> DATA EXTRACTS:
_ _ _

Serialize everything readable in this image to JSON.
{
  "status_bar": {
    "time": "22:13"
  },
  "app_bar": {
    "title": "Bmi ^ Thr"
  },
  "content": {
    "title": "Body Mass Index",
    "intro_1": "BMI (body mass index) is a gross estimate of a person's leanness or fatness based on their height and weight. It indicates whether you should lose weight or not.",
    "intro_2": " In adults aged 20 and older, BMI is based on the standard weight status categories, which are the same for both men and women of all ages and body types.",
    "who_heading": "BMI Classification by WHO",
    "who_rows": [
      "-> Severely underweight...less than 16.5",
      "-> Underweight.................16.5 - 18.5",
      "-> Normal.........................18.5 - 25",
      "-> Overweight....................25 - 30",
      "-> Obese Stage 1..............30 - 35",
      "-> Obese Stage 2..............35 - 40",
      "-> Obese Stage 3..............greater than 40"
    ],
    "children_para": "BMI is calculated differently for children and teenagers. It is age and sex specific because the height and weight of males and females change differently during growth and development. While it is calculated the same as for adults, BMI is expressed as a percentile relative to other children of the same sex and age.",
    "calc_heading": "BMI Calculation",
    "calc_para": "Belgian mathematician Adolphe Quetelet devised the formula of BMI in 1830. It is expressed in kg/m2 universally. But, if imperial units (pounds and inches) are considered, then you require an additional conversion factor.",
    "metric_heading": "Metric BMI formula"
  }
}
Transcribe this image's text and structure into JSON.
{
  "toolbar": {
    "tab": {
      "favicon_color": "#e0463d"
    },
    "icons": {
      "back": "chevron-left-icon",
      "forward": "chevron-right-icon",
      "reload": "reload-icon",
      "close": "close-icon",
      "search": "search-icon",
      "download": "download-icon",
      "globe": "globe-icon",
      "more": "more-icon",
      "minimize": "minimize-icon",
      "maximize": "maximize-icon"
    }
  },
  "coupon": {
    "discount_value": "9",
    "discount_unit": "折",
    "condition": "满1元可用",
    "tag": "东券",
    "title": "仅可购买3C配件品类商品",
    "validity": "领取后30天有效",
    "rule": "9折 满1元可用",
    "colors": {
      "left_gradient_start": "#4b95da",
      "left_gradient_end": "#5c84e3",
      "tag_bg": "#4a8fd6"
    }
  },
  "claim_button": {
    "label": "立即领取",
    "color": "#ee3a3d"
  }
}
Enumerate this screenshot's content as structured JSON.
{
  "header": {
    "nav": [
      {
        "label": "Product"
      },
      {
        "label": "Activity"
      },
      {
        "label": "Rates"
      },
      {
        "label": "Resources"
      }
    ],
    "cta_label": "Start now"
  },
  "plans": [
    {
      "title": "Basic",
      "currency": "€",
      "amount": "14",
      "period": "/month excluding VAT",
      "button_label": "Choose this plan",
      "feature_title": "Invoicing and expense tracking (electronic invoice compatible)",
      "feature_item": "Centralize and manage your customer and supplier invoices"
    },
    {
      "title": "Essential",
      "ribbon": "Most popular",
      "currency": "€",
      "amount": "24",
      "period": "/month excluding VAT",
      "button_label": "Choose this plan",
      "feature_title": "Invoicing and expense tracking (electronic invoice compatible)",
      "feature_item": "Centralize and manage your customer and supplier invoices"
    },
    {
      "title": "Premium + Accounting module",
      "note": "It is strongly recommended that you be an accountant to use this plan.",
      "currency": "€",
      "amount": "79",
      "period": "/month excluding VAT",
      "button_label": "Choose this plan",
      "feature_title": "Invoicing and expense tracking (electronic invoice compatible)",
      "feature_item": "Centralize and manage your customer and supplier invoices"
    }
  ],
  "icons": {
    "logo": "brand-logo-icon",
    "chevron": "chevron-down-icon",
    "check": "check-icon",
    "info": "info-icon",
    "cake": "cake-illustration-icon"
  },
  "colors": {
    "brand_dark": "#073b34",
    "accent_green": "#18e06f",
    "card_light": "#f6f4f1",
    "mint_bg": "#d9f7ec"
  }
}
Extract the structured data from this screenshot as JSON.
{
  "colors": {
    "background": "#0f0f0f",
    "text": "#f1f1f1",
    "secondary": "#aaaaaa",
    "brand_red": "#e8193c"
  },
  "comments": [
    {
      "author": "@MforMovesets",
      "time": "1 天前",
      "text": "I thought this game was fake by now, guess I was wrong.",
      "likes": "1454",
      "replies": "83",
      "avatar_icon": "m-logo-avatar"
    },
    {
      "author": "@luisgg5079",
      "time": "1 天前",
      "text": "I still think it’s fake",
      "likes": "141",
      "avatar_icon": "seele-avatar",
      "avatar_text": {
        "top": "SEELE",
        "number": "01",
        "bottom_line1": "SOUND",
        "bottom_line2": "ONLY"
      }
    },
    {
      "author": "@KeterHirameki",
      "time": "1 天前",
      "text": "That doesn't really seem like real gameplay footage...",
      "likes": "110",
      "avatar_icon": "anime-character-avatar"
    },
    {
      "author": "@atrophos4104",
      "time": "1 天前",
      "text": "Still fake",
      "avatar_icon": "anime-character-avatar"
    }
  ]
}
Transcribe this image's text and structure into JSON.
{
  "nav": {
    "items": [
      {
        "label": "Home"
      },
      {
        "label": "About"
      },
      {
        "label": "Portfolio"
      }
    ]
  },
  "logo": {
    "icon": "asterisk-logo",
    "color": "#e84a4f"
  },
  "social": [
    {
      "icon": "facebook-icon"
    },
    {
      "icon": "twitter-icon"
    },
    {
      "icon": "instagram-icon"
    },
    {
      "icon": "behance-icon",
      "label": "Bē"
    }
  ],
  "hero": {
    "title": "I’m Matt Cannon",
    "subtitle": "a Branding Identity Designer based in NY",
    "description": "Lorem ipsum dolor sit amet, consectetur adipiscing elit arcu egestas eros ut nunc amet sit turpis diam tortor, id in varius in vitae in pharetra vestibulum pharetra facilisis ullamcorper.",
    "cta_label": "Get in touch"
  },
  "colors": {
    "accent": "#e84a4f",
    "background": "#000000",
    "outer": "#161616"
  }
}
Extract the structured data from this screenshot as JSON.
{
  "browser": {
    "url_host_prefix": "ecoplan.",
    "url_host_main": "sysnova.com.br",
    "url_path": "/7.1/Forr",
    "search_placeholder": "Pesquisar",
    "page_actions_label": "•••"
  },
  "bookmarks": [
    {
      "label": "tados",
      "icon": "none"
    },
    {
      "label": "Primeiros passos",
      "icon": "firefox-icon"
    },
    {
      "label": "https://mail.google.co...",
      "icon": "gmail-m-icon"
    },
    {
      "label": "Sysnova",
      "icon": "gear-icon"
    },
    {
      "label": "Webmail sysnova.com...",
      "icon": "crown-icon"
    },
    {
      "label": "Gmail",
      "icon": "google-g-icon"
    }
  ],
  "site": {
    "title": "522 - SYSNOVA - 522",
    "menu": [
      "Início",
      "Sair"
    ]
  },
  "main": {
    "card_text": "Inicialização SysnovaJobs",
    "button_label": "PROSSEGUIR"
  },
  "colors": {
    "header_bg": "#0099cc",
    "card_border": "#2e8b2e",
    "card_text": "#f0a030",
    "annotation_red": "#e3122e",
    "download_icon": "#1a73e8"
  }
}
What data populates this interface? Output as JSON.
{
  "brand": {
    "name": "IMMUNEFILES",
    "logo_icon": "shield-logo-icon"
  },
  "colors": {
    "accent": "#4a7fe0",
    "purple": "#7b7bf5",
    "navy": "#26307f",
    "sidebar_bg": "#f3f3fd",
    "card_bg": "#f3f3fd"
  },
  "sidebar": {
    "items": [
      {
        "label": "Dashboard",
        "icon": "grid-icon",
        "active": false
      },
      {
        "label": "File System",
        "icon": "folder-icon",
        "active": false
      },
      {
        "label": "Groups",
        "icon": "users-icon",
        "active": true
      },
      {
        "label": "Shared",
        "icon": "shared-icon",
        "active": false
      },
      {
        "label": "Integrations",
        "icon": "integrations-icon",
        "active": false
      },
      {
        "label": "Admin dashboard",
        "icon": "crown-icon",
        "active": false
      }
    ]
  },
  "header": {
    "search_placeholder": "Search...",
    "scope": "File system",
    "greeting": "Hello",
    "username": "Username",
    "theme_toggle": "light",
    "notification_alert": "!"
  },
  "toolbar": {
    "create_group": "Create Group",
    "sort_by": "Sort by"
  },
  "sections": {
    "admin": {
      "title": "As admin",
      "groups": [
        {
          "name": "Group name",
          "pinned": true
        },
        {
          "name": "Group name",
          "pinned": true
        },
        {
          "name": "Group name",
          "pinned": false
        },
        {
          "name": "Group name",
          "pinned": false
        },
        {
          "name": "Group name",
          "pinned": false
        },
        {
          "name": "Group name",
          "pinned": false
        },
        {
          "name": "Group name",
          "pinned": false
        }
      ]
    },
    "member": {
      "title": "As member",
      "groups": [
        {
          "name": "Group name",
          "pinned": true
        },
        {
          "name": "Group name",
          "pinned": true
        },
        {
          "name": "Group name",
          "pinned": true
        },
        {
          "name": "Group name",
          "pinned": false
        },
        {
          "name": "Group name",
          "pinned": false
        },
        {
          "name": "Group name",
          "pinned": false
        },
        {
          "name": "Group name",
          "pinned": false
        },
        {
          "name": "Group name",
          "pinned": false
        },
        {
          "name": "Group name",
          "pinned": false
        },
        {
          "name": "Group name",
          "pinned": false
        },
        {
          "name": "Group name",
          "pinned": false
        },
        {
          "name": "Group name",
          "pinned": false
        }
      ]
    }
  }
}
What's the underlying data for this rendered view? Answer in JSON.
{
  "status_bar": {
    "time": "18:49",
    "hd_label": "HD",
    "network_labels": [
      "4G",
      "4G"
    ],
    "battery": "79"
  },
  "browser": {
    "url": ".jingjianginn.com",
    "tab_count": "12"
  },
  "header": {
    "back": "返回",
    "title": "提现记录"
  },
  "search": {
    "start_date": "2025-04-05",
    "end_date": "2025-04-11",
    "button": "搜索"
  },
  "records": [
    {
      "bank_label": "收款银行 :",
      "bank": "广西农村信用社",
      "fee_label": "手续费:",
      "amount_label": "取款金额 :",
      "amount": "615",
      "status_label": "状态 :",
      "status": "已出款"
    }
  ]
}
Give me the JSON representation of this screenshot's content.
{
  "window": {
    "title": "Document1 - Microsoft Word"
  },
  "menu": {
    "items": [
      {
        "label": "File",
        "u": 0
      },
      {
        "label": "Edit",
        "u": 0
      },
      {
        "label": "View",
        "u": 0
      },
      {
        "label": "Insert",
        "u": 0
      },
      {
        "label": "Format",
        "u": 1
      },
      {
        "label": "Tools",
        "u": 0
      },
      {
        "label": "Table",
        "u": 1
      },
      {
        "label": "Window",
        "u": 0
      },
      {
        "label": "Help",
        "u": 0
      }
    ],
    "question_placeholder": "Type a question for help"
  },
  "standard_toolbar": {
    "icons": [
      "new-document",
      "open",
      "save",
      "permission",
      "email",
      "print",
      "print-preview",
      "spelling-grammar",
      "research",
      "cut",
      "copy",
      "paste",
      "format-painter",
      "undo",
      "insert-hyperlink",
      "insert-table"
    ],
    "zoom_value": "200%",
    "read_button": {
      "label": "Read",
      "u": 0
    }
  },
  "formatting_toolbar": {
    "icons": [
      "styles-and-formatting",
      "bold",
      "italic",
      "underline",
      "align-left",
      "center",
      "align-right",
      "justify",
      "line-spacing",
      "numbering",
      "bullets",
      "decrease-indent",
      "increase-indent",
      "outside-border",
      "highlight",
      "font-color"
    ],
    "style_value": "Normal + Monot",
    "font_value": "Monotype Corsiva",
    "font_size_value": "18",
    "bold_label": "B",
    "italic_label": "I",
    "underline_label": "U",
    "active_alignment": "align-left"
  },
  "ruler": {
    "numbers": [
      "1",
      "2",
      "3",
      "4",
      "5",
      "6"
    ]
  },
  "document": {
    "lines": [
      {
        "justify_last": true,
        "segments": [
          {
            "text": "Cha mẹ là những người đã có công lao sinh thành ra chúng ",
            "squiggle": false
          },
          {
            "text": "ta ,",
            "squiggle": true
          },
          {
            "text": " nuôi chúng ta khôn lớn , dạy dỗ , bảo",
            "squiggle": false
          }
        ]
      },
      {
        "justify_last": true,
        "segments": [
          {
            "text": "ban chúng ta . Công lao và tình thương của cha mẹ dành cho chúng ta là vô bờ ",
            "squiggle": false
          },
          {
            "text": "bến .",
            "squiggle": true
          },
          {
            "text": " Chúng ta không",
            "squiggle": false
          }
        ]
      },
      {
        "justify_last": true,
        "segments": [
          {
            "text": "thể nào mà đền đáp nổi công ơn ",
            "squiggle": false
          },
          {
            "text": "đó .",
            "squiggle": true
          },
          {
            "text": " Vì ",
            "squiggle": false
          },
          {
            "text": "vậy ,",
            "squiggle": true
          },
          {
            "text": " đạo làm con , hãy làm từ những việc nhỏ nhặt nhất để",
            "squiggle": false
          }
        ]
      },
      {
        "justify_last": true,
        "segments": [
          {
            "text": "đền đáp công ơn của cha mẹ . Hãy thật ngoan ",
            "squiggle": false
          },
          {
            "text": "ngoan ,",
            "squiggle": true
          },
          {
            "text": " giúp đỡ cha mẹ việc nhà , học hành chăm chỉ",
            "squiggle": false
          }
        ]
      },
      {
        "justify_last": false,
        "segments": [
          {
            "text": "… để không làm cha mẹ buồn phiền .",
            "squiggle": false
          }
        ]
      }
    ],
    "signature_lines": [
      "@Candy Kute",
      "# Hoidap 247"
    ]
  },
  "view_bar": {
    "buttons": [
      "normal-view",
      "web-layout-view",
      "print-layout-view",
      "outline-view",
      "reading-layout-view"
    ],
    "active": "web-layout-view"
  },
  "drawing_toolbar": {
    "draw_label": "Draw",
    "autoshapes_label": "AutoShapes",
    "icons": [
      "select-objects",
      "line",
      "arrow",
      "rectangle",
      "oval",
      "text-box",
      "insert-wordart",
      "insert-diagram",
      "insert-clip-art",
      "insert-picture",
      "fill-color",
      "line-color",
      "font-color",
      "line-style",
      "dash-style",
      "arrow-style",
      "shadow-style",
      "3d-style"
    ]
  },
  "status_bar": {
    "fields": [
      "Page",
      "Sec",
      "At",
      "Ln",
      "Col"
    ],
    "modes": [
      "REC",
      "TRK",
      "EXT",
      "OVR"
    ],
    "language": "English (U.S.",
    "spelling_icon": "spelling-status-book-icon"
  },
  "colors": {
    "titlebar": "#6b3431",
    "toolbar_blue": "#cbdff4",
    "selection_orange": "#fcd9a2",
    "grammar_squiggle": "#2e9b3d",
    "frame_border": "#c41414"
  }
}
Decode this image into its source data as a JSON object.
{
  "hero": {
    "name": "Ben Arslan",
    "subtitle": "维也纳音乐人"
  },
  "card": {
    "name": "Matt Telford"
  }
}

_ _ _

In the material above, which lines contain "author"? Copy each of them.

      "author": "@MforMovesets",
      "author": "@luisgg5079",
      "author": "@KeterHirameki",
      "author": "@atrophos4104",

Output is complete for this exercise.